That includes tracking new analytics outcomes – i.e. derived measurable results brought about by the use of data and analytics in decision making – as well as associating those results with the underlying data, analytics, algorithms and decisions that contributed to each success. For example, Revolut, a digital bank with over 8 million customers worldwide is able to streamline decision-making processes with queries that run 100x faster. Those working with data must be able to make this correlation between analytics and business success clear to the whole business – particularly in such a fiercely competitive landscape. Only then can the power of data be fully understood to those who haven’t got the skills required to deal with or leverage data, while simplifying how instrumental it is to underlying commercial success.

Before you’re out of the starting blocks

Building a hybrid cloud architecture suited to the needs of your organisation can take time, and within financial services, requires businesses to integrate systems with multiple technologies in the long term progressively. As part of this, it’s essential to consider that there are significant regulatory implications of cloud adoption within the financial sector.

For example, these companies must ensure that they can transition from the cloud back to their own data centres if required by the regulator. Other important issues that impact decision making around hybrid cloud include how personal information is stored, how it is used, dependence on third-party providers and security of cloud infrastructure. These are issues that are all vital during design and architecture stages of hybrid cloud infrastructures, and in an industry that continues to evolve in line with the ongoing pace of change, must be taken into account in all stages of the Digital Transformation process.

Many organisations overcome these regulatory hurdles by using scalable public clouds for dynamic workloads, allowing them to store more sensitive workloads in the private cloud, on-premises data centre or mainframe application. In practice, this means that things like marketing or sales apps can be found in the public cloud, while more sensitive services that the bank supplies, such as financial or customer-related information like balance enquiries, are stored on either a private cloud or on-premises application.

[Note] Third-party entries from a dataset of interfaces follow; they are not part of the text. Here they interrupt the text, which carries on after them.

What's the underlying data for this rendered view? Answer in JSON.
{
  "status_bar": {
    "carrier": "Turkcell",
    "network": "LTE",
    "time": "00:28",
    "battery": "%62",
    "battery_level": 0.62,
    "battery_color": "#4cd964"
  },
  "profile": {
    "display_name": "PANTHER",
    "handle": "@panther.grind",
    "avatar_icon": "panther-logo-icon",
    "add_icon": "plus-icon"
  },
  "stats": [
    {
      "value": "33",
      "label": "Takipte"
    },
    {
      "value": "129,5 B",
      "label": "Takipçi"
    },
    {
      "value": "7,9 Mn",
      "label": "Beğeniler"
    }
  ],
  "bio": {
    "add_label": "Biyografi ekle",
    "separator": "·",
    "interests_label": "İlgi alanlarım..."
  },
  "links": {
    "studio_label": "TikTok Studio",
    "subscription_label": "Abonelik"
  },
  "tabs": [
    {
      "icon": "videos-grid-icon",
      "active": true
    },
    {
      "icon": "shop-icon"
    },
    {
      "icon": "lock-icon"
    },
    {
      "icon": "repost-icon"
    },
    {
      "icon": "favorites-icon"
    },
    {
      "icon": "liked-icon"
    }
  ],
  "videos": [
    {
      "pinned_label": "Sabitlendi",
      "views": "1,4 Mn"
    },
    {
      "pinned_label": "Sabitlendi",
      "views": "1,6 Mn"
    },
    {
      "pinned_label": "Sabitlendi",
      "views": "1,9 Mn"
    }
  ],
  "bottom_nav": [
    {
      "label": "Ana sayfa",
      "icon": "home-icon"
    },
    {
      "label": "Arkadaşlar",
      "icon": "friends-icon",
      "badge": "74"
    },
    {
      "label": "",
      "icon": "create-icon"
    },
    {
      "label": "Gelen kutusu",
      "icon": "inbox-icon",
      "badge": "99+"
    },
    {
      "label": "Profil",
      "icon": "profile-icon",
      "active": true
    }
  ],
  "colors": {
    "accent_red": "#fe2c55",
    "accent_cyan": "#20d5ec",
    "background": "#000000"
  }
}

Freeing you to be ambitious with your data

Hybrid cloud is a necessity for financial services companies seeking greater business agility, especially for those operating in such arduous data environments.

In a space like financial services, businesses can’t afford not to adapt. The rate of change is driven by customers’ appetite for more straightforward and quicker services, available 24/7. In this context, the case for the hybrid cloud is simple; it’s an enabler and supporter of digital business transformation, helping businesses prepare for an uncertain future.

Moreover, that future could also be exciting when it comes to the liberation of data. In an exciting twist, the utilisation of cloud-based platforms has given financial services firms a unique training ground that allows them to experiment with the best ways in which to deploy emerging technologies – from chatbots to Blockchain-based data stores. The latter could prove valuable to financial services firms as Blockchain is designed to store transactions forever while preventing data from ever being altered, creating a trustworthy environment where small transactional data can be stored. That grounding – based firmly within a hybrid strategy – means that businesses won’t be left to play catch up, but can instead lead the charge to an ambitious, data-led future where the possibilities are endless.

Browse our latest issue

Magazine Cover

View Magazine Archive